The Late Sir Robert L. Bradshaw
Basseterre, St. Kitts – Nevis
February 06, 2009 (CUOPM)
St. Kitts and Nevis’ Nevis‘ Prime Minister Hon. Dr. Denzil L. Douglas wholeheartedly agrees with a comment by Observer Senior Reporter Mr. Lesroy Williams that with the disclosure that hundreds of acres of land have been allocated to locals ion 1995 and accelerated with the end of the sugar industry in 2005, “the spirit of (National Hero Sir) Robert Bradshaw is visiting us.”
“He (Bradshaw) definitely is alive. His (Bradshaw) spirit is alive,” Prime Minister Douglas responded quickly but denied that present allocation of land was an election strategy in an election year.
Dr Douglas said the local people have benefited from his government’s land distribution, agricultural, commercial and home construction policies since his St. Kitts – Nevis Labour Party Administration took office in 1995.
He pointed out that over 2,500 homes built by his government were constructed on land that now belongs to the families and hundreds of acres of land have also been distributed to churches, and to farmers for livestock, fruit and crop production, to private residents for home construction and for starting new businesses.
“The Special Land Distribution Initiative programme was launched all the way back in 2007, but let me also say very carefully and quickly that when we took the decision to empower hundreds of people who had been living on village lands in 1995, we felt strongly that it was their right, that they had already owned the land.. that was back in 1995 after an election, not before,” said Dr. Douglas.
He noted that when Sir Robert L. Bradshaw through legislation acquired the sugar estate lands in 1973 in the face of opposition by the planters, the planter class and the People’s Action Movement (PAM), and then the sugar factory in 1975, the “lands were acquired to ensure that the sugar industry would survived.”
“Of course, the distribution of land then was very limited because the main aim was to acquire the lands.
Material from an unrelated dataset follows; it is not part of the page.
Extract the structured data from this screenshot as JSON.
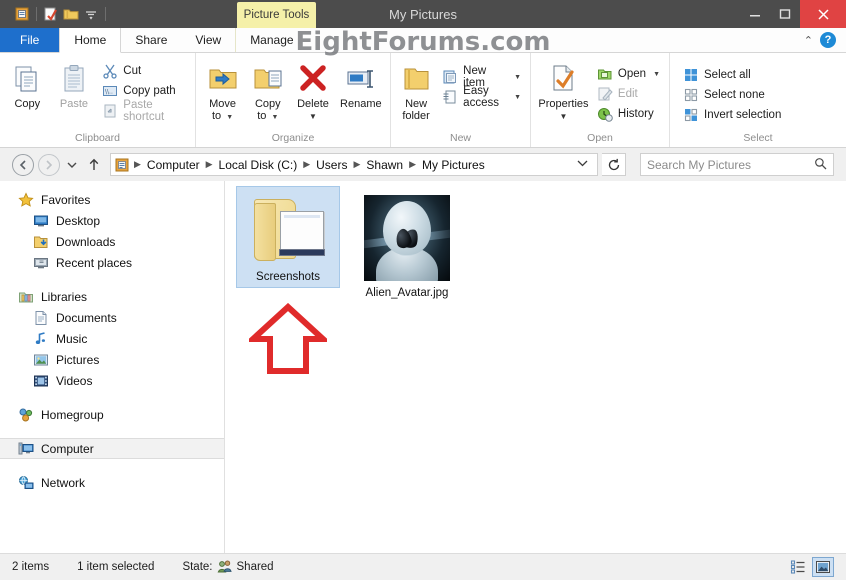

He (Bradshaw) felt that the planters were using the lands and the sugar industry politically against him and were allowing the industry to run down. You had the rattooning of cane for 15 years, which meant that the yield was almost nothing and so there was the survivability of the industry in Premier Bradshaw’s mind in those days.”
“When we took office, the land issue still embodied with the sugar industry. In 1995, we tried everything to revive the sugar industry. We were told by a World Bank Report that if we were to bring the production of sugar up to 30,000 tons of sugar per year, you can break even in the industry. We achieved that in 1996 but after that we went downhill,” said Dr. Douglas, who pointed out that with two hurricanes in 1995, hurricanes again later and the dramatic drop in the price of sugar on the world market and the World Trade Organisation began its relentless attack of preferential treatment of sugar and so we concluded that the sugar industry could not survive.